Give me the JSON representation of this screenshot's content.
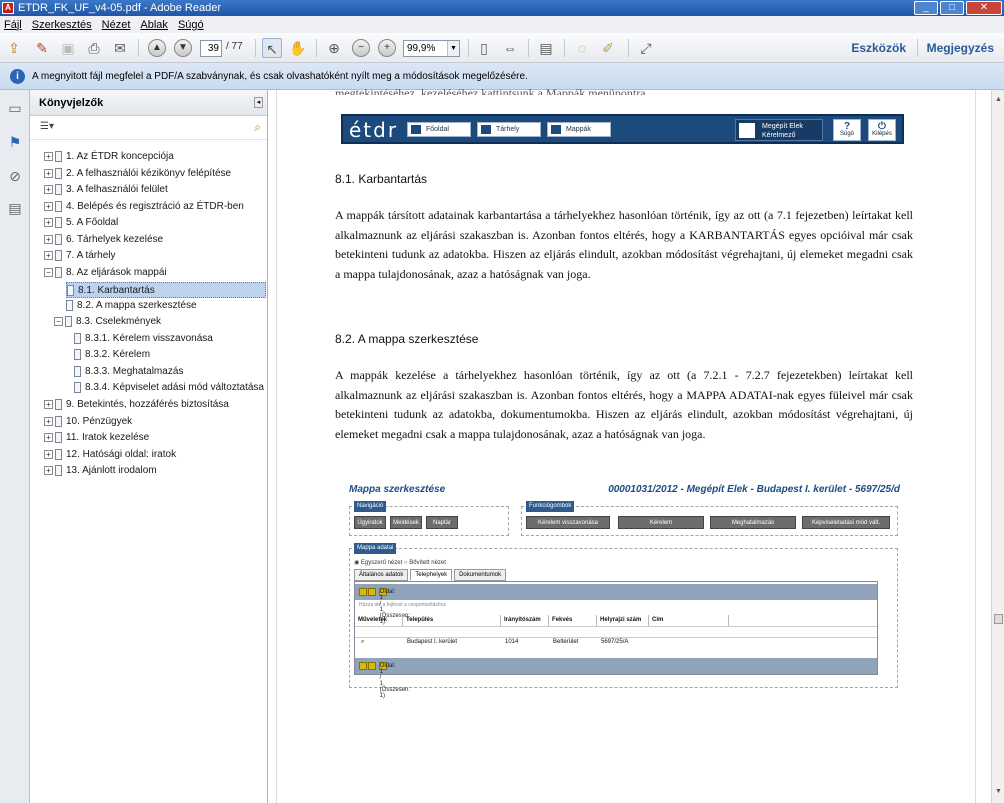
{
  "window": {
    "title": "ETDR_FK_UF_v4-05.pdf - Adobe Reader",
    "buttons": [
      "_",
      "□",
      "✕"
    ]
  },
  "menu": [
    "Fájl",
    "Szerkesztés",
    "Nézet",
    "Ablak",
    "Súgó"
  ],
  "toolbar": {
    "page_current": "39",
    "page_total": "/ 77",
    "zoom": "99,9%",
    "tools": "Eszközök",
    "comment": "Megjegyzés"
  },
  "infobar": {
    "text": "A megnyitott fájl megfelel a PDF/A szabványnak, és csak olvashatóként nyílt meg a módosítások megelőzésére."
  },
  "bookmarks": {
    "title": "Könyvjelzők",
    "items": [
      {
        "label": "1. Az ÉTDR koncepciója",
        "exp": "+",
        "level": 0
      },
      {
        "label": "2. A felhasználói kézikönyv felépítése",
        "exp": "+",
        "level": 0
      },
      {
        "label": "3. A felhasználói felület",
        "exp": "+",
        "level": 0
      },
      {
        "label": "4. Belépés és regisztráció az ÉTDR-ben",
        "exp": "+",
        "level": 0
      },
      {
        "label": "5. A Főoldal",
        "exp": "+",
        "level": 0
      },
      {
        "label": "6. Tárhelyek kezelése",
        "exp": "+",
        "level": 0
      },
      {
        "label": "7. A tárhely",
        "exp": "+",
        "level": 0
      },
      {
        "label": "8. Az eljárások mappái",
        "exp": "−",
        "level": 0
      },
      {
        "label": "8.1. Karbantartás",
        "exp": "",
        "level": 1,
        "selected": true
      },
      {
        "label": "8.2. A mappa szerkesztése",
        "exp": "",
        "level": 1
      },
      {
        "label": "8.3. Cselekmények",
        "exp": "−",
        "level": 1
      },
      {
        "label": "8.3.1. Kérelem visszavonása",
        "exp": "",
        "level": 2
      },
      {
        "label": "8.3.2. Kérelem",
        "exp": "",
        "level": 2
      },
      {
        "label": "8.3.3. Meghatalmazás",
        "exp": "",
        "level": 2
      },
      {
        "label": "8.3.4. Képviselet adási mód változtatása",
        "exp": "",
        "level": 2
      },
      {
        "label": "9. Betekintés, hozzáférés biztosítása",
        "exp": "+",
        "level": 0
      },
      {
        "label": "10. Pénzügyek",
        "exp": "+",
        "level": 0
      },
      {
        "label": "11. Iratok kezelése",
        "exp": "+",
        "level": 0
      },
      {
        "label": "12. Hatósági oldal: iratok",
        "exp": "+",
        "level": 0
      },
      {
        "label": "13. Ajánlott irodalom",
        "exp": "+",
        "level": 0
      }
    ]
  },
  "doc": {
    "cutline": "megtekintéséhez, kezeléséhez kattintsunk a Mappák menüpontra.",
    "etdr": {
      "logo": "étdr",
      "nav": [
        "Főoldal",
        "Tárhely",
        "Mappák"
      ],
      "user_name": "Megépít Elek",
      "user_role": "Kérelmező",
      "help": "Súgó",
      "logout": "Kilépés"
    },
    "h1": "8.1.  Karbantartás",
    "p1": "A mappák társított adatainak karbantartása a tárhelyekhez hasonlóan történik, így az ott (a 7.1 fejezetben) leírtakat kell alkalmaznunk az eljárási szakaszban is. Azonban fontos eltérés, hogy a KARBANTARTÁS egyes opcióival már csak betekinteni tudunk az adatokba. Hiszen az eljárás elindult, azokban módosítást végrehajtani, új elemeket megadni csak a mappa tulajdonosának, azaz a hatóságnak van joga.",
    "h2": "8.2.  A mappa szerkesztése",
    "p2": "A mappák kezelése a tárhelyekhez hasonlóan történik, így az ott (a 7.2.1 - 7.2.7 fejezetekben) leírtakat kell alkalmaznunk az eljárási szakaszban is. Azonban fontos eltérés, hogy a MAPPA ADATAI-nak egyes füleivel már csak betekinteni tudunk az adatokba, dokumentumokba. Hiszen az eljárás elindult, azokban módosítást végrehajtani, új elemeket megadni csak a mappa tulajdonosának, azaz a hatóságnak van joga.",
    "shot": {
      "title": "Mappa szerkesztése",
      "right": "00001031/2012 - Megépít Elek - Budapest I. kerület - 5697/25/d",
      "nav_legend": "Navigáció",
      "nav_btns": [
        "Ügyiratok",
        "Meldések",
        "Naptár"
      ],
      "func_legend": "Funkciógombok",
      "func_btns": [
        "Kérelem visszavonása",
        "Kérelem",
        "Meghatalmazás",
        "Képviseletadási mód vált."
      ],
      "data_legend": "Mappa adatai",
      "radio1": "Egyszerű nézet",
      "radio2": "Bővített nézet",
      "tabs": [
        "Általános adatok",
        "Telephelyek",
        "Dokumentumok"
      ],
      "pager": "Oldal: 1 / 1 (Összesen: 1)",
      "hint": "Húzza ide a fejlécet a csoportosításhoz",
      "cols": [
        "Műveletek",
        "Település",
        "Irányítószám",
        "Fekvés",
        "Helyrajzi szám",
        "Cím"
      ],
      "row": [
        "Budapest I. kerület",
        "1014",
        "Belterület",
        "5697/25/A"
      ]
    }
  }
}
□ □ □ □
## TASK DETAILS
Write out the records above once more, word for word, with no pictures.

## EXERCISE ANSWER
Give me the JSON representation of this screenshot's content.
{
  "window": {
    "title": "ETDR_FK_UF_v4-05.pdf - Adobe Reader",
    "buttons": [
      "_",
      "□",
      "✕"
    ]
  },
  "menu": [
    "Fájl",
    "Szerkesztés",
    "Nézet",
    "Ablak",
    "Súgó"
  ],
  "toolbar": {
    "page_current": "39",
    "page_total": "/ 77",
    "zoom": "99,9%",
    "tools": "Eszközök",
    "comment": "Megjegyzés"
  },
  "infobar": {
    "text": "A megnyitott fájl megfelel a PDF/A szabványnak, és csak olvashatóként nyílt meg a módosítások megelőzésére."
  },
  "bookmarks": {
    "title": "Könyvjelzők",
    "items": [
      {
        "label": "1. Az ÉTDR koncepciója",
        "exp": "+",
        "level": 0
      },
      {
        "label": "2. A felhasználói kézikönyv felépítése",
        "exp": "+",
        "level": 0
      },
      {
        "label": "3. A felhasználói felület",
        "exp": "+",
        "level": 0
      },
      {
        "label": "4. Belépés és regisztráció az ÉTDR-ben",
        "exp": "+",
        "level": 0
      },
      {
        "label": "5. A Főoldal",
        "exp": "+",
        "level": 0
      },
      {
        "label": "6. Tárhelyek kezelése",
        "exp": "+",
        "level": 0
      },
      {
        "label": "7. A tárhely",
        "exp": "+",
        "level": 0
      },
      {
        "label": "8. Az eljárások mappái",
        "exp": "−",
        "level": 0
      },
      {
        "label": "8.1. Karbantartás",
        "exp": "",
        "level": 1,
        "selected": true
      },
      {
        "label": "8.2. A mappa szerkesztése",
        "exp": "",
        "level": 1
      },
      {
        "label": "8.3. Cselekmények",
        "exp": "−",
        "level": 1
      },
      {
        "label": "8.3.1. Kérelem visszavonása",
        "exp": "",
        "level": 2
      },
      {
        "label": "8.3.2. Kérelem",
        "exp": "",
        "level": 2
      },
      {
        "label": "8.3.3. Meghatalmazás",
        "exp": "",
        "level": 2
      },
      {
        "label": "8.3.4. Képviselet adási mód változtatása",
        "exp": "",
        "level": 2
      },
      {
        "label": "9. Betekintés, hozzáférés biztosítása",
        "exp": "+",
        "level": 0
      },
      {
        "label": "10. Pénzügyek",
        "exp": "+",
        "level": 0
      },
      {
        "label": "11. Iratok kezelése",
        "exp": "+",
        "level": 0
      },
      {
        "label": "12. Hatósági oldal: iratok",
        "exp": "+",
        "level": 0
      },
      {
        "label": "13. Ajánlott irodalom",
        "exp": "+",
        "level": 0
      }
    ]
  },
  "doc": {
    "cutline": "megtekintéséhez, kezeléséhez kattintsunk a Mappák menüpontra.",
    "etdr": {
      "logo": "étdr",
      "nav": [
        "Főoldal",
        "Tárhely",
        "Mappák"
      ],
      "user_name": "Megépít Elek",
      "user_role": "Kérelmező",
      "help": "Súgó",
      "logout": "Kilépés"
    },
    "h1": "8.1.  Karbantartás",
    "p1": "A mappák társított adatainak karbantartása a tárhelyekhez hasonlóan történik, így az ott (a 7.1 fejezetben) leírtakat kell alkalmaznunk az eljárási szakaszban is. Azonban fontos eltérés, hogy a KARBANTARTÁS egyes opcióival már csak betekinteni tudunk az adatokba. Hiszen az eljárás elindult, azokban módosítást végrehajtani, új elemeket megadni csak a mappa tulajdonosának, azaz a hatóságnak van joga.",
    "h2": "8.2.  A mappa szerkesztése",
    "p2": "A mappák kezelése a tárhelyekhez hasonlóan történik, így az ott (a 7.2.1 - 7.2.7 fejezetekben) leírtakat kell alkalmaznunk az eljárási szakaszban is. Azonban fontos eltérés, hogy a MAPPA ADATAI-nak egyes füleivel már csak betekinteni tudunk az adatokba, dokumentumokba. Hiszen az eljárás elindult, azokban módosítást végrehajtani, új elemeket megadni csak a mappa tulajdonosának, azaz a hatóságnak van joga.",
    "shot": {
      "title": "Mappa szerkesztése",
      "right": "00001031/2012 - Megépít Elek - Budapest I. kerület - 5697/25/d",
      "nav_legend": "Navigáció",
      "nav_btns": [
        "Ügyiratok",
        "Meldések",
        "Naptár"
      ],
      "func_legend": "Funkciógombok",
      "func_btns": [
        "Kérelem visszavonása",
        "Kérelem",
        "Meghatalmazás",
        "Képviseletadási mód vált."
      ],
      "data_legend": "Mappa adatai",
      "radio1": "Egyszerű nézet",
      "radio2": "Bővített nézet",
      "tabs": [
        "Általános adatok",
        "Telephelyek",
        "Dokumentumok"
      ],
      "pager": "Oldal: 1 / 1 (Összesen: 1)",
      "hint": "Húzza ide a fejlécet a csoportosításhoz",
      "cols": [
        "Műveletek",
        "Település",
        "Irányítószám",
        "Fekvés",
        "Helyrajzi szám",
        "Cím"
      ],
      "row": [
        "Budapest I. kerület",
        "1014",
        "Belterület",
        "5697/25/A"
      ]
    }
  }
}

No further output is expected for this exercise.